Next, we entered the chaos of the market. It probably didn’t help that I suffer from a slight case of claustrophobia, but the amount of Haitians bumping into me left and right was a tad overwhelming. However, I did leave with a pair of red shoes that I got to practice my bargaining skills for.
After the market we got right on a bus to head to the Batey. We took a public bus so that we could experience the checkpoints along the way. This bus ride was something I was not mentally prepared for—stop after stop with military personnel asking for your passport is a little nerve racking! As white Americans we were only asked twice, but others with darker skin had to constantly be on guard.
When we finally arrived at the Batey I was overcome with nerves. Entering such an unknown territory and experience was scary and I did not know what to expect. However, my nerves quickly subsided when I was ambushed by two adorable little girls yelling “Americanos! Montame!” meaning “Carry me!” I did just that, and all of a sudden there was a little girl in my arms wearing my sunglasses with the biggest grin on her face. (I soon realized that this was going to be the new theme of the week—carrying little girls around until they regretfully let you peel them off of you…)
We were then given a tour of the Batey, and later returned to our host families to settle in. Elsa, my host mom, was one of the wealthier members of the Batey. I was fortunate enough to have a closed off room to shower in, a generator for the nights when the Batey operated without electricity, and a latrine that was right behind house. Other host families did not have such resources and lived without many of these amenities.

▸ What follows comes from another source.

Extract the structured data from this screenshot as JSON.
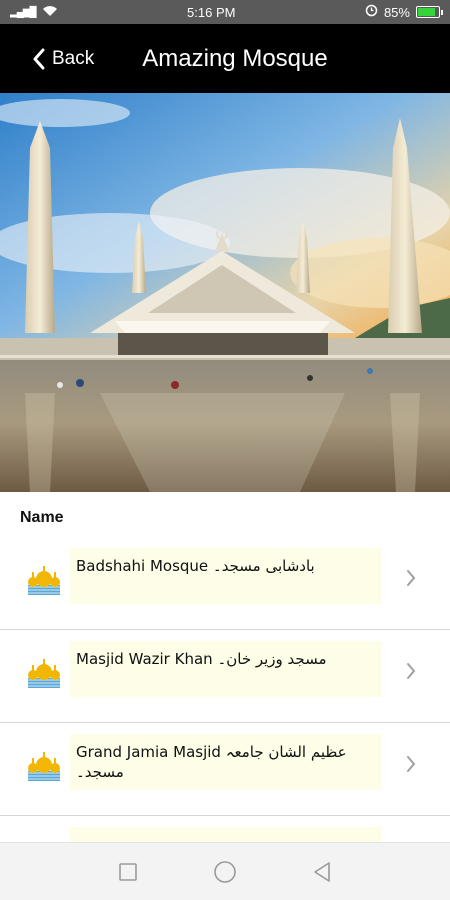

We then had free time with the volunteers. We went into the “play,” which is a large dirt field where a lot of the kids go to socialize. It was interesting because we started to tell jokes and even though there was a language barrier, it was still easy to relate to and laugh with them. That was the point when I knew that the week would bring exciting new relationships and perspectives.
~Danielle Weber, 2015